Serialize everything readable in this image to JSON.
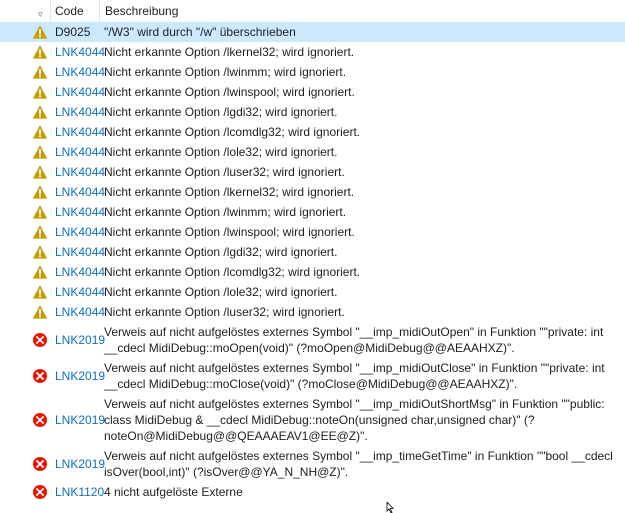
{
  "header": {
    "code": "Code",
    "description": "Beschreibung"
  },
  "rows": [
    {
      "type": "warning",
      "code": "D9025",
      "desc": "\"/W3\" wird durch \"/w\" überschrieben",
      "selected": true
    },
    {
      "type": "warning",
      "code": "LNK4044",
      "desc": "Nicht erkannte Option /lkernel32; wird ignoriert."
    },
    {
      "type": "warning",
      "code": "LNK4044",
      "desc": "Nicht erkannte Option /lwinmm; wird ignoriert."
    },
    {
      "type": "warning",
      "code": "LNK4044",
      "desc": "Nicht erkannte Option /lwinspool; wird ignoriert."
    },
    {
      "type": "warning",
      "code": "LNK4044",
      "desc": "Nicht erkannte Option /lgdi32; wird ignoriert."
    },
    {
      "type": "warning",
      "code": "LNK4044",
      "desc": "Nicht erkannte Option /lcomdlg32; wird ignoriert."
    },
    {
      "type": "warning",
      "code": "LNK4044",
      "desc": "Nicht erkannte Option /lole32; wird ignoriert."
    },
    {
      "type": "warning",
      "code": "LNK4044",
      "desc": "Nicht erkannte Option /luser32; wird ignoriert."
    },
    {
      "type": "warning",
      "code": "LNK4044",
      "desc": "Nicht erkannte Option /lkernel32; wird ignoriert."
    },
    {
      "type": "warning",
      "code": "LNK4044",
      "desc": "Nicht erkannte Option /lwinmm; wird ignoriert."
    },
    {
      "type": "warning",
      "code": "LNK4044",
      "desc": "Nicht erkannte Option /lwinspool; wird ignoriert."
    },
    {
      "type": "warning",
      "code": "LNK4044",
      "desc": "Nicht erkannte Option /lgdi32; wird ignoriert."
    },
    {
      "type": "warning",
      "code": "LNK4044",
      "desc": "Nicht erkannte Option /lcomdlg32; wird ignoriert."
    },
    {
      "type": "warning",
      "code": "LNK4044",
      "desc": "Nicht erkannte Option /lole32; wird ignoriert."
    },
    {
      "type": "warning",
      "code": "LNK4044",
      "desc": "Nicht erkannte Option /luser32; wird ignoriert."
    },
    {
      "type": "error",
      "code": "LNK2019",
      "desc": "Verweis auf nicht aufgelöstes externes Symbol \"__imp_midiOutOpen\" in Funktion \"\"private: int\n__cdecl MidiDebug::moOpen(void)\" (?moOpen@MidiDebug@@AEAAHXZ)\"."
    },
    {
      "type": "error",
      "code": "LNK2019",
      "desc": "Verweis auf nicht aufgelöstes externes Symbol \"__imp_midiOutClose\" in Funktion \"\"private: int\n__cdecl MidiDebug::moClose(void)\" (?moClose@MidiDebug@@AEAAHXZ)\"."
    },
    {
      "type": "error",
      "code": "LNK2019",
      "desc": "Verweis auf nicht aufgelöstes externes Symbol \"__imp_midiOutShortMsg\" in Funktion \"\"public:\nclass MidiDebug & __cdecl MidiDebug::noteOn(unsigned char,unsigned char)\" (?\nnoteOn@MidiDebug@@QEAAAEAV1@EE@Z)\"."
    },
    {
      "type": "error",
      "code": "LNK2019",
      "desc": "Verweis auf nicht aufgelöstes externes Symbol \"__imp_timeGetTime\" in Funktion \"\"bool __cdecl\nisOver(bool,int)\" (?isOver@@YA_N_NH@Z)\"."
    },
    {
      "type": "error",
      "code": "LNK1120",
      "desc": "4 nicht aufgelöste Externe"
    }
  ],
  "colors": {
    "warning": "#c59d00",
    "error": "#e51400",
    "link": "#0e70c0",
    "selected": "#cce8ff"
  },
  "icons": {
    "warning": "warning-icon",
    "error": "error-icon",
    "sort": "sort-icon",
    "cursor": "mouse-cursor"
  }
}
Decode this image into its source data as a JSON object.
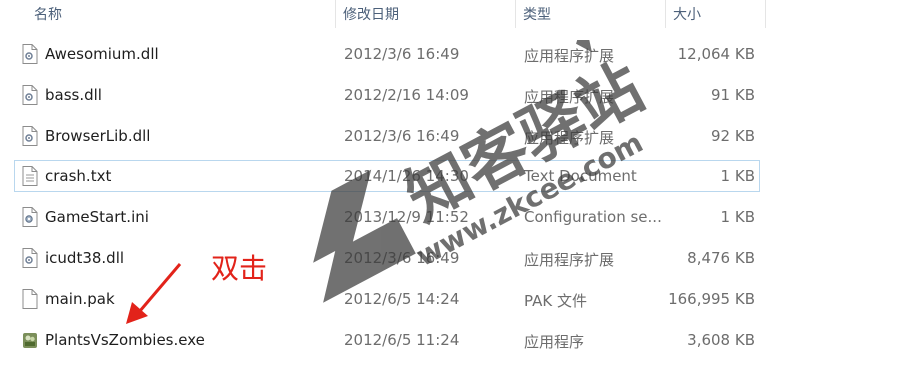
{
  "columns": {
    "name": "名称",
    "modified": "修改日期",
    "type": "类型",
    "size": "大小"
  },
  "files": [
    {
      "name": "Awesomium.dll",
      "modified": "2012/3/6 16:49",
      "type": "应用程序扩展",
      "size": "12,064 KB",
      "icon": "dll-file-icon"
    },
    {
      "name": "bass.dll",
      "modified": "2012/2/16 14:09",
      "type": "应用程序扩展",
      "size": "91 KB",
      "icon": "dll-file-icon"
    },
    {
      "name": "BrowserLib.dll",
      "modified": "2012/3/6 16:49",
      "type": "应用程序扩展",
      "size": "92 KB",
      "icon": "dll-file-icon"
    },
    {
      "name": "crash.txt",
      "modified": "2014/1/26 14:30",
      "type": "Text Document",
      "size": "1 KB",
      "icon": "text-file-icon"
    },
    {
      "name": "GameStart.ini",
      "modified": "2013/12/9 11:52",
      "type": "Configuration se...",
      "size": "1 KB",
      "icon": "ini-file-icon"
    },
    {
      "name": "icudt38.dll",
      "modified": "2012/3/6 16:49",
      "type": "应用程序扩展",
      "size": "8,476 KB",
      "icon": "dll-file-icon"
    },
    {
      "name": "main.pak",
      "modified": "2012/6/5 14:24",
      "type": "PAK 文件",
      "size": "166,995 KB",
      "icon": "blank-file-icon"
    },
    {
      "name": "PlantsVsZombies.exe",
      "modified": "2012/6/5 11:24",
      "type": "应用程序",
      "size": "3,608 KB",
      "icon": "game-exe-icon"
    }
  ],
  "annotation": {
    "label": "双击"
  },
  "watermark": {
    "title": "知客驿站",
    "url": "www.zkcee.com"
  },
  "colors": {
    "annotation": "#e2231a",
    "header_text": "#4c607a",
    "focus_border": "#b9d7ee",
    "watermark": "#3a3a3a"
  }
}
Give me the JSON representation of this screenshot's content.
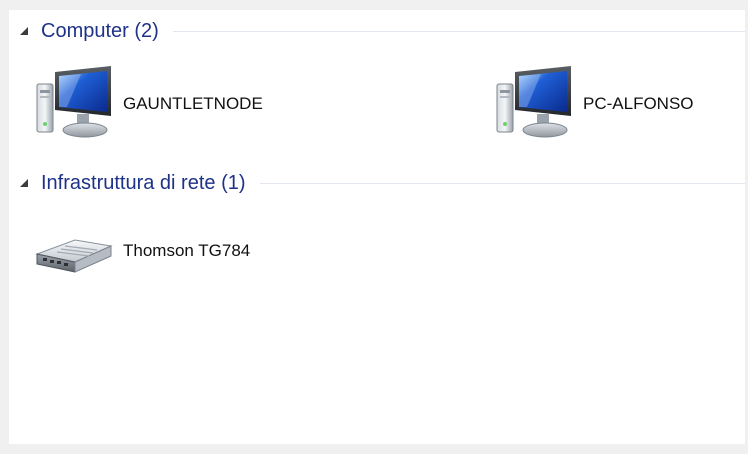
{
  "groups": [
    {
      "title": "Computer (2)",
      "items": [
        {
          "label": "GAUNTLETNODE",
          "icon": "computer-icon"
        },
        {
          "label": "PC-ALFONSO",
          "icon": "computer-icon"
        }
      ]
    },
    {
      "title": "Infrastruttura di rete (1)",
      "items": [
        {
          "label": "Thomson TG784",
          "icon": "router-icon"
        }
      ]
    }
  ],
  "colors": {
    "group_title": "#1e3287",
    "separator": "#e2e6ef",
    "background": "#ffffff"
  }
}
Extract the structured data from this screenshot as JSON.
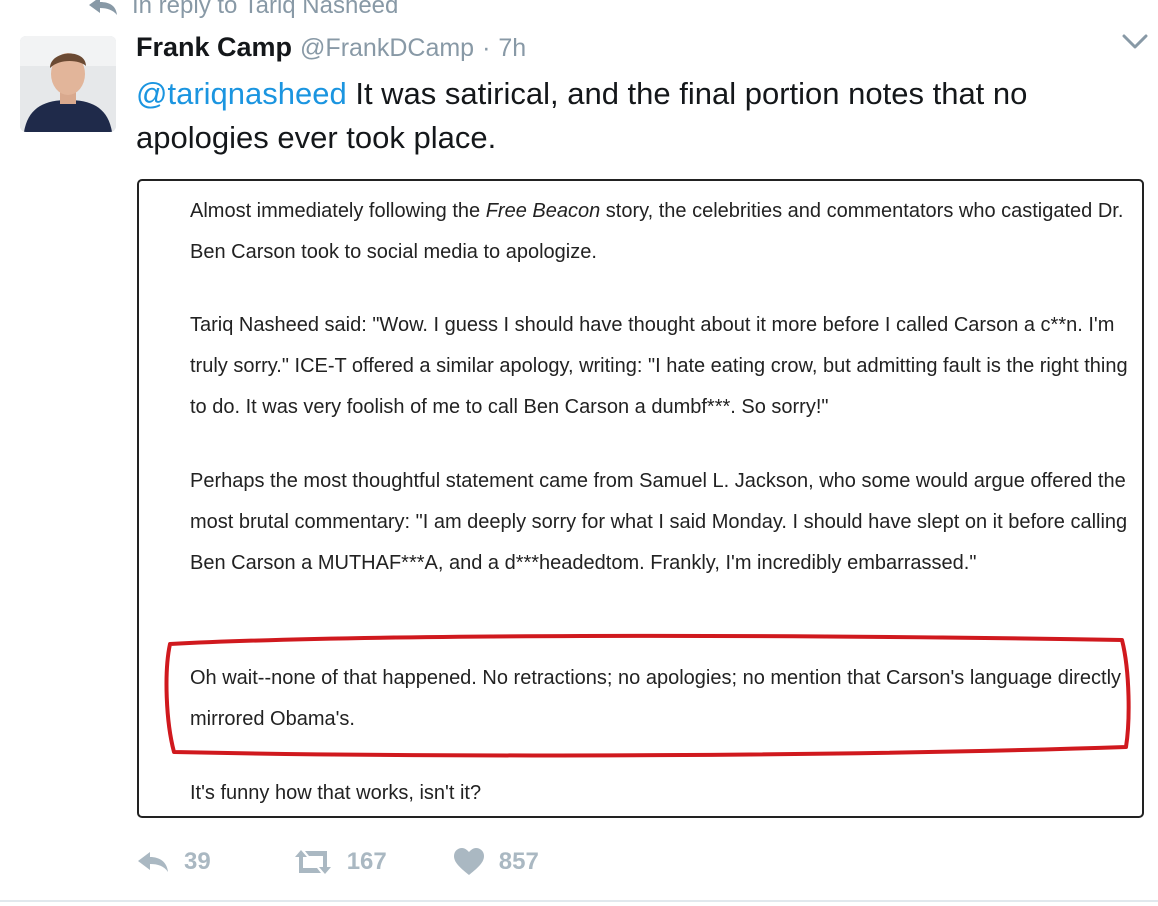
{
  "reply_context": {
    "text": "In reply to Tariq Nasheed"
  },
  "tweet": {
    "author_name": "Frank Camp",
    "author_handle": "@FrankDCamp",
    "separator": "·",
    "timestamp": "7h",
    "mention": "@tariqnasheed",
    "text": " It was satirical, and the final portion notes that no apologies ever took place."
  },
  "article": {
    "p1_a": "Almost immediately following the ",
    "p1_italic": "Free Beacon",
    "p1_b": " story, the celebrities and commentators who castigated Dr. Ben Carson took to social media to apologize.",
    "p2": "Tariq Nasheed said: \"Wow. I guess I should have thought about it more before I called Carson a c**n. I'm truly sorry.\" ICE-T offered a similar apology, writing: \"I hate eating crow, but admitting fault is the right thing to do. It was very foolish of me to call Ben Carson a dumbf***. So sorry!\"",
    "p3": "Perhaps the most thoughtful statement came from Samuel L. Jackson, who some would argue offered the most brutal commentary: \"I am deeply sorry for what I said Monday. I should have slept on it before calling Ben Carson a MUTHAF***A, and a d***headedtom. Frankly, I'm incredibly embarrassed.\"",
    "p4": "Oh wait--none of that happened. No retractions; no apologies; no mention that Carson's language directly mirrored Obama's.",
    "p5": "It's funny how that works, isn't it?",
    "highlight_color": "#d0191e"
  },
  "actions": {
    "reply_count": "39",
    "retweet_count": "167",
    "like_count": "857"
  },
  "colors": {
    "link": "#1b95e0",
    "muted": "#8899a6",
    "action": "#aab8c2"
  },
  "icons": [
    "reply-arrow-icon",
    "chevron-down-icon",
    "reply-icon",
    "retweet-icon",
    "heart-icon"
  ]
}
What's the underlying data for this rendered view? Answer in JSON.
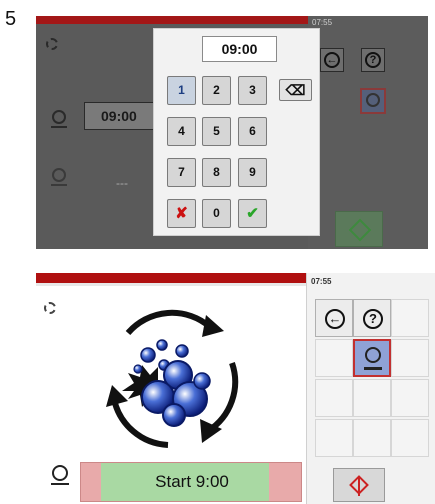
{
  "step": "5",
  "top_screen": {
    "clock": "07:55",
    "time_field": "09:00",
    "empty_field": "---",
    "keypad": {
      "display": "09:00",
      "keys": [
        "1",
        "2",
        "3",
        "4",
        "5",
        "6",
        "7",
        "8",
        "9",
        "0"
      ],
      "backspace": "⌫",
      "cancel": "✘",
      "confirm": "✔"
    }
  },
  "bottom_screen": {
    "clock": "07:55",
    "start_label": "Start 9:00"
  },
  "icons": {
    "back": "back-arrow-icon",
    "help": "help-icon",
    "timer": "timer-icon",
    "start": "start-diamond-icon",
    "wash": "wash-cycle-icon"
  },
  "colors": {
    "status_bar": "#b01010",
    "start_field_bg": "#e8aaaa",
    "start_progress": "#a9d9a3",
    "timer_button": "#8fa2d6"
  }
}
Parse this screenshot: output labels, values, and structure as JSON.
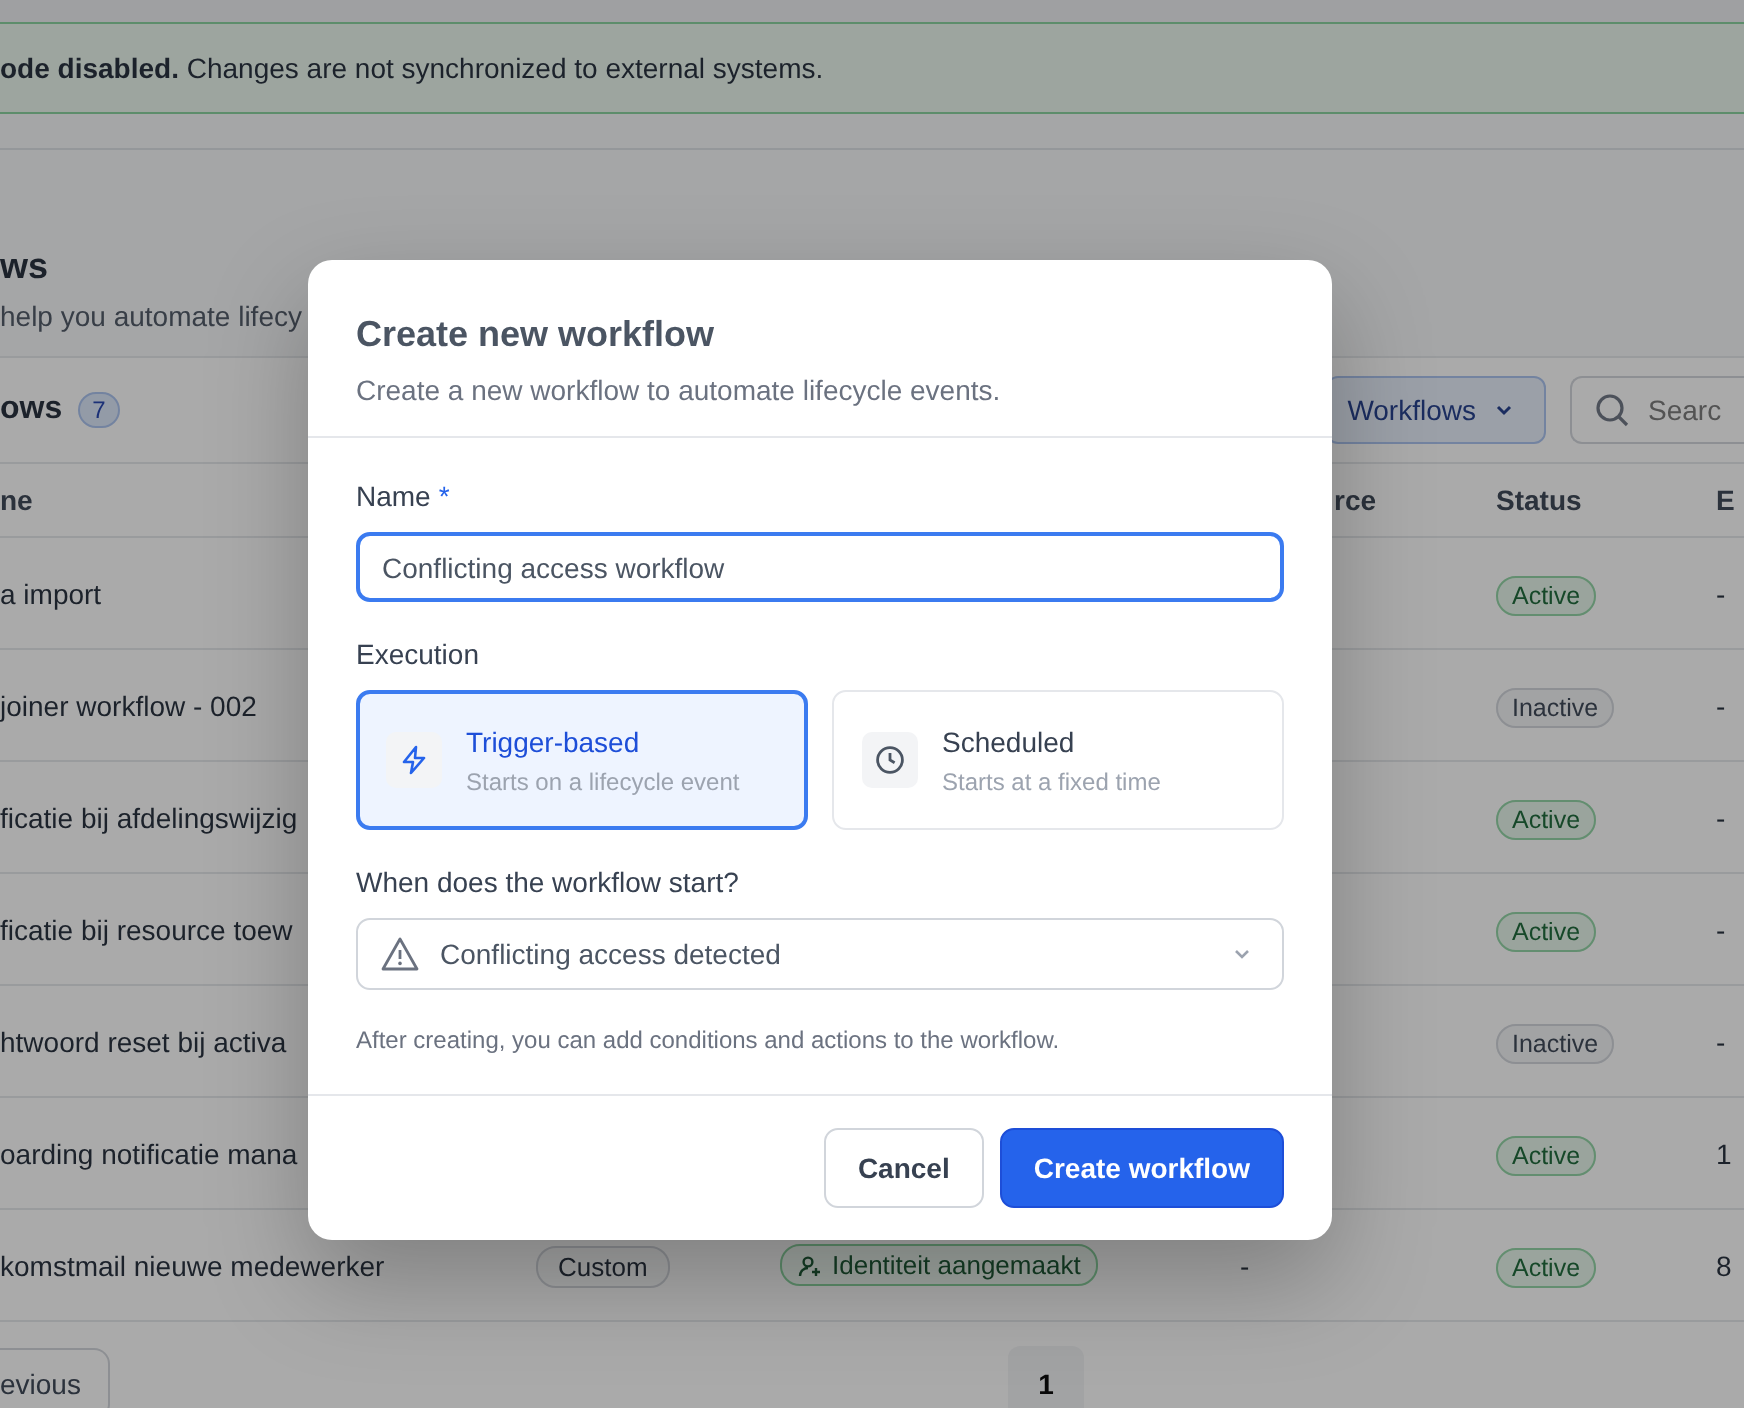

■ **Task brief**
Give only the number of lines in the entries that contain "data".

■ **Exercise result**
3